» ACTIVITY:
Take every line from the records below that includes the word "date".
+++
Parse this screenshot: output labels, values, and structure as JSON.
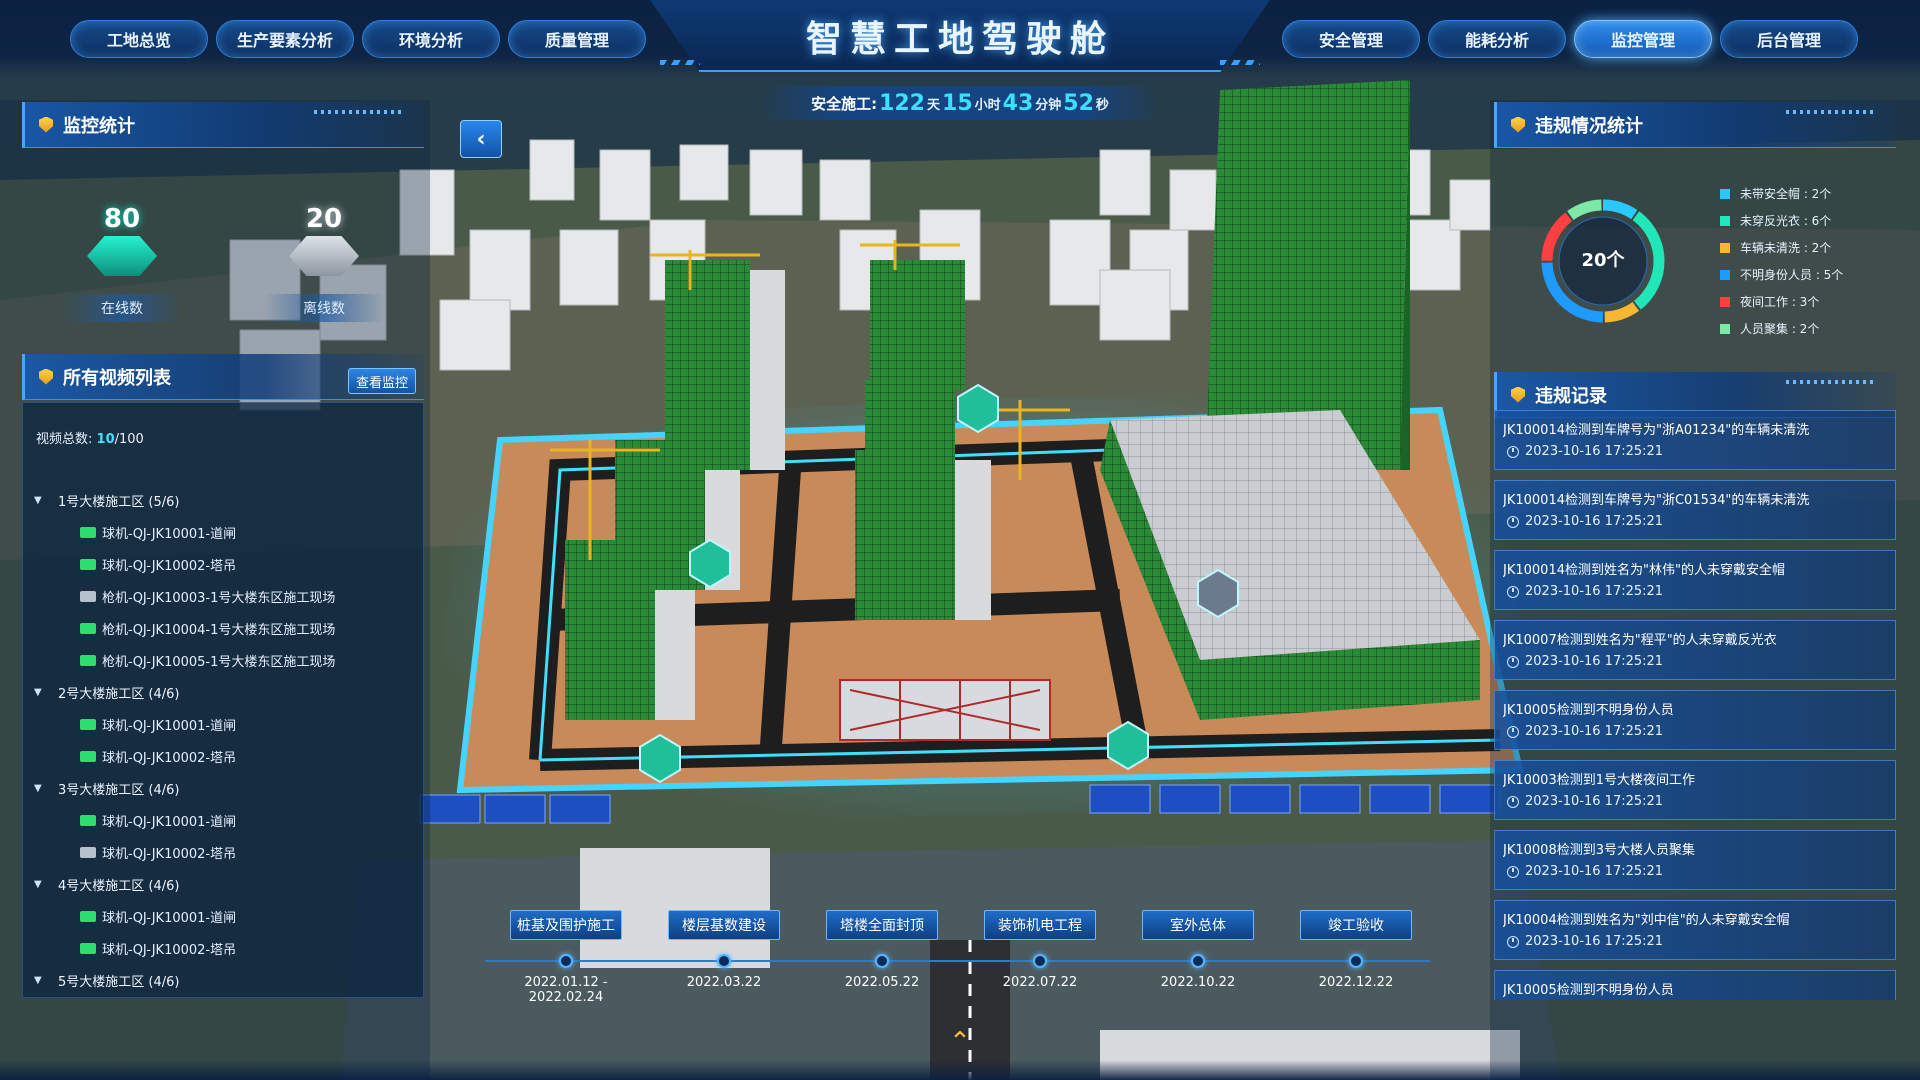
{
  "header": {
    "title": "智慧工地驾驶舱",
    "nav_left": [
      "工地总览",
      "生产要素分析",
      "环境分析",
      "质量管理"
    ],
    "nav_right": [
      "安全管理",
      "能耗分析",
      "监控管理",
      "后台管理"
    ],
    "active_tab": "监控管理"
  },
  "safety_timer": {
    "label": "安全施工:",
    "days": "122",
    "days_unit": "天",
    "hours": "15",
    "hours_unit": "小时",
    "minutes": "43",
    "minutes_unit": "分钟",
    "seconds": "52",
    "seconds_unit": "秒"
  },
  "monitor_stats": {
    "title": "监控统计",
    "online": {
      "value": "80",
      "label": "在线数",
      "color": "#1fe3c4"
    },
    "offline": {
      "value": "20",
      "label": "离线数",
      "color": "#b8c2cc"
    }
  },
  "video_list": {
    "title": "所有视频列表",
    "view_button": "查看监控",
    "total_label": "视频总数:",
    "total_current": "10",
    "total_max": "/100",
    "groups": [
      {
        "name": "1号大楼施工区 (5/6)",
        "items": [
          {
            "label": "球机-QJ-JK10001-道闸",
            "online": true
          },
          {
            "label": "球机-QJ-JK10002-塔吊",
            "online": true
          },
          {
            "label": "枪机-QJ-JK10003-1号大楼东区施工现场",
            "online": false
          },
          {
            "label": "枪机-QJ-JK10004-1号大楼东区施工现场",
            "online": true
          },
          {
            "label": "枪机-QJ-JK10005-1号大楼东区施工现场",
            "online": true
          }
        ]
      },
      {
        "name": "2号大楼施工区 (4/6)",
        "items": [
          {
            "label": "球机-QJ-JK10001-道闸",
            "online": true
          },
          {
            "label": "球机-QJ-JK10002-塔吊",
            "online": true
          }
        ]
      },
      {
        "name": "3号大楼施工区 (4/6)",
        "items": [
          {
            "label": "球机-QJ-JK10001-道闸",
            "online": true
          },
          {
            "label": "球机-QJ-JK10002-塔吊",
            "online": false
          }
        ]
      },
      {
        "name": "4号大楼施工区 (4/6)",
        "items": [
          {
            "label": "球机-QJ-JK10001-道闸",
            "online": true
          },
          {
            "label": "球机-QJ-JK10002-塔吊",
            "online": true
          }
        ]
      },
      {
        "name": "5号大楼施工区 (4/6)",
        "items": []
      }
    ]
  },
  "violation_stats": {
    "title": "违规情况统计",
    "total": "20个",
    "legend": [
      {
        "label": "未带安全帽 : 2个",
        "color": "#2bc8ff",
        "value": 2
      },
      {
        "label": "未穿反光衣 : 6个",
        "color": "#21e6b8",
        "value": 6
      },
      {
        "label": "车辆未清洗 : 2个",
        "color": "#f7b733",
        "value": 2
      },
      {
        "label": "不明身份人员 : 5个",
        "color": "#1e9bff",
        "value": 5
      },
      {
        "label": "夜间工作 : 3个",
        "color": "#ff4040",
        "value": 3
      },
      {
        "label": "人员聚集 : 2个",
        "color": "#7ee8a8",
        "value": 2
      }
    ]
  },
  "violation_records": {
    "title": "违规记录",
    "items": [
      {
        "msg": "JK100014检测到车牌号为\"浙A01234\"的车辆未清洗",
        "time": "2023-10-16 17:25:21"
      },
      {
        "msg": "JK100014检测到车牌号为\"浙C01534\"的车辆未清洗",
        "time": "2023-10-16 17:25:21"
      },
      {
        "msg": "JK100014检测到姓名为\"林伟\"的人未穿戴安全帽",
        "time": "2023-10-16 17:25:21"
      },
      {
        "msg": "JK10007检测到姓名为\"程平\"的人未穿戴反光衣",
        "time": "2023-10-16 17:25:21"
      },
      {
        "msg": "JK10005检测到不明身份人员",
        "time": "2023-10-16 17:25:21"
      },
      {
        "msg": "JK10003检测到1号大楼夜间工作",
        "time": "2023-10-16 17:25:21"
      },
      {
        "msg": "JK10008检测到3号大楼人员聚集",
        "time": "2023-10-16 17:25:21"
      },
      {
        "msg": "JK10004检测到姓名为\"刘中信\"的人未穿戴安全帽",
        "time": "2023-10-16 17:25:21"
      },
      {
        "msg": "JK10005检测到不明身份人员",
        "time": ""
      }
    ]
  },
  "timeline": {
    "stages": [
      {
        "label": "桩基及围护施工",
        "date": "2022.01.12 - 2022.02.24"
      },
      {
        "label": "楼层基数建设",
        "date": "2022.03.22"
      },
      {
        "label": "塔楼全面封顶",
        "date": "2022.05.22"
      },
      {
        "label": "装饰机电工程",
        "date": "2022.07.22"
      },
      {
        "label": "室外总体",
        "date": "2022.10.22"
      },
      {
        "label": "竣工验收",
        "date": "2022.12.22"
      }
    ]
  },
  "colors": {
    "accent": "#3aa0ff",
    "header_bg": "#092042",
    "highlight": "#39e0ff",
    "online": "#2fdc6e",
    "offline": "#b6c1cc"
  }
}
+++
» RESULT FOR THIS EXERCISE:
        "date": "2022.01.12 - 2022.02.24"
        "date": "2022.03.22"
        "date": "2022.05.22"
        "date": "2022.07.22"
        "date": "2022.10.22"
        "date": "2022.12.22"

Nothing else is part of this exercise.